Purpose Local recurrence is a common and morbid event in patients with unresectable pancreatic adenocarcinoma. A more conformal and targeted radiation dose to the macroscopic tumor in nonmetastatic pancreatic cancer is likely to reduce acute toxicity and improve local control. Optimal soft tissue contrast is required to facilitate delineation of a target and creation of a planning target volume with margin reduction and motion management. Magnetic resonance imaging (MRI) offers considerable advantages in optimizing soft tissue delineation and is an ideal modality for imaging and delineating a gross tumor volume (GTV) within the pancreas, particularly as it relates to conformal radiation planning. Currently, no guidelines have been defined for the delineation of pancreatic tumors for radiation therapy treatment planning. Moreover, abdominal MRI sequences are complex and the anatomy relevant to the radiation oncologist can be challenging. The purpose of this study is to provide recommendations for delineation of GTV and organs at risk (OARs) using MRI and incorporating multiple MRI sequences. Methods and materials Five patients with pancreatic cancer and 1 healthy subject were imaged with MRI scans either on 1.5 T or on 3 T magnets in 2 separate institutes. The GTV and OARs were contoured for all patients in a consensus meeting. Results An overview of MRI-based anatomy of the GTV and OARs is provided. Practical contouring instructions for the GTV and the OARs with the aid of MRI were developed and included in these recommendations. In addition, practical suggestions for implementation of MRI in pancreatic radiation treatment planning are provided. Conclusions With this report, we attempt to provide recommendations for MRI-based contouring of pancreatic tumors and OARs. This could lead to better uniformity in defining the GTV and OARs for clinical trials and in radiation therapy treatment planning, with the ultimate goal of improving local control while minimizing morbidity.

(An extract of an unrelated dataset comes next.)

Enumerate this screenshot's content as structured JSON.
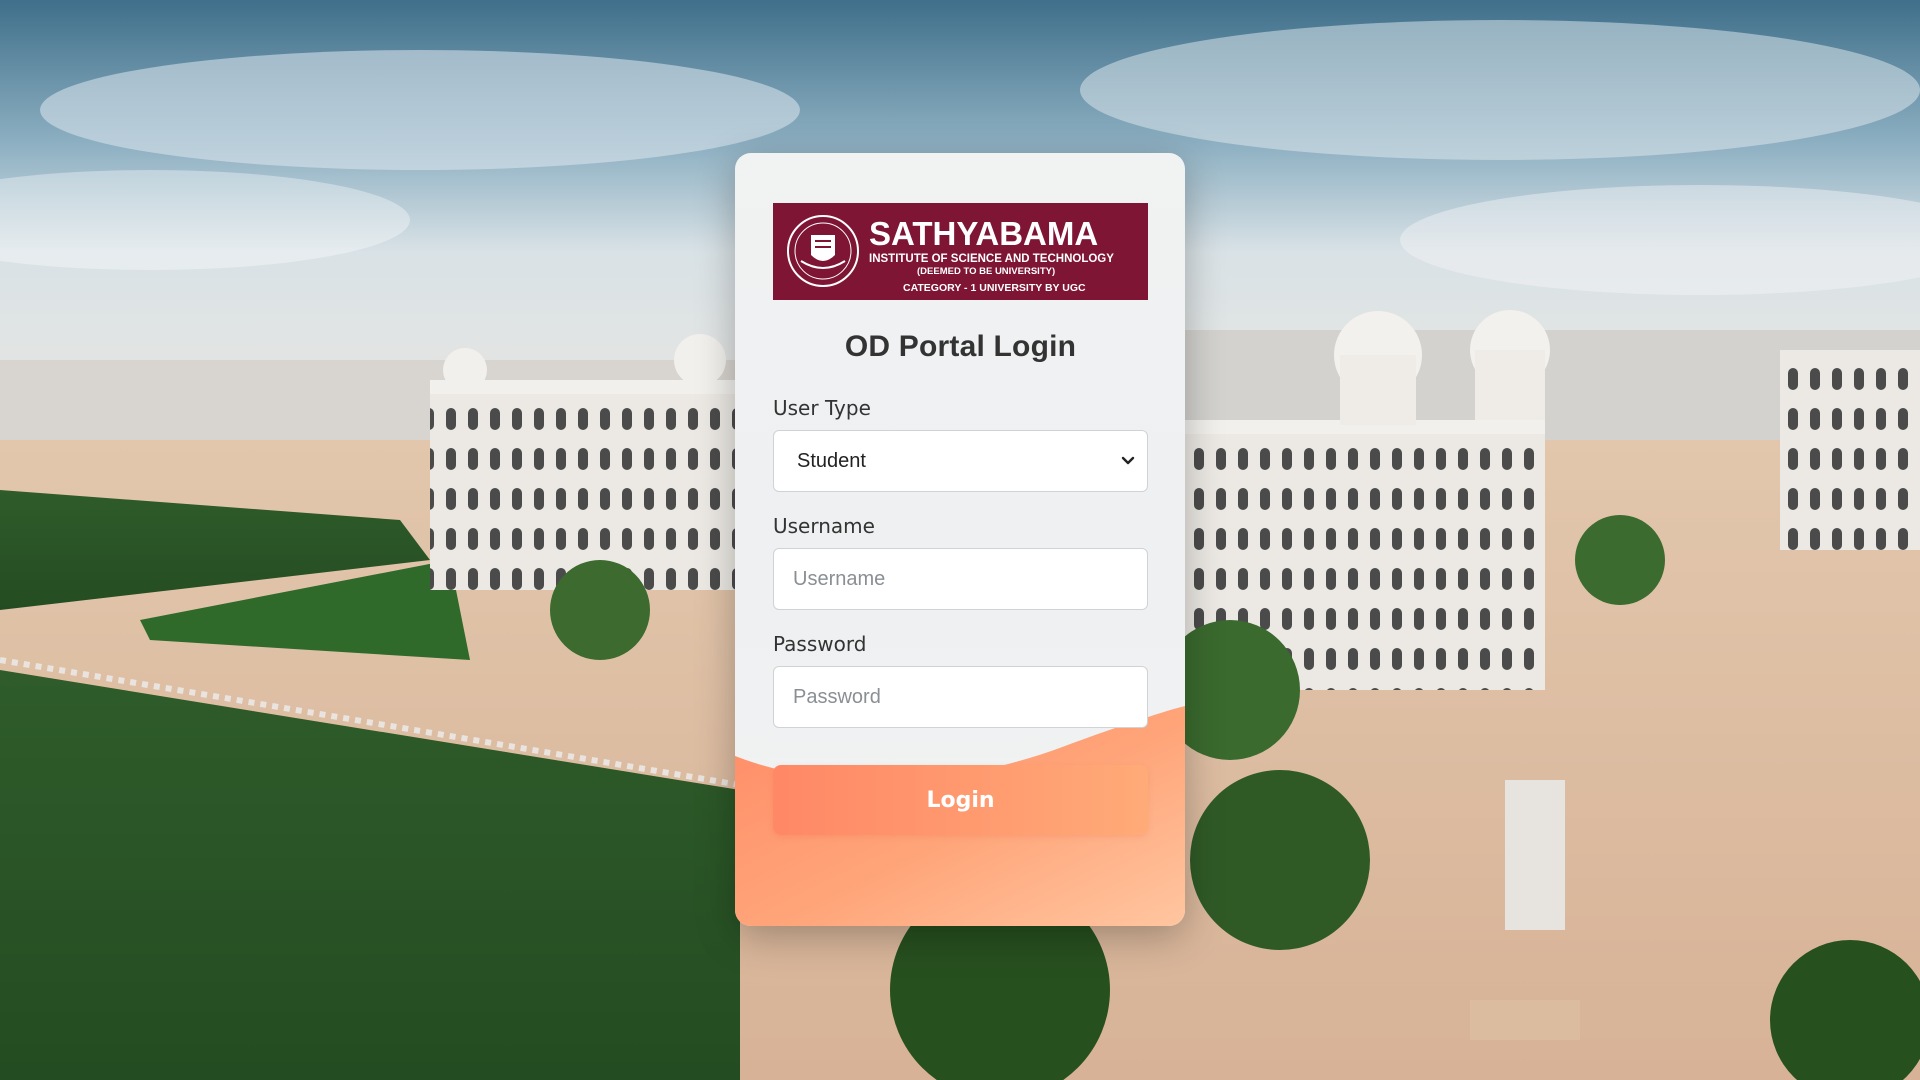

ASJC Scopus subject areas
- Radiology Nuclear Medicine and imaging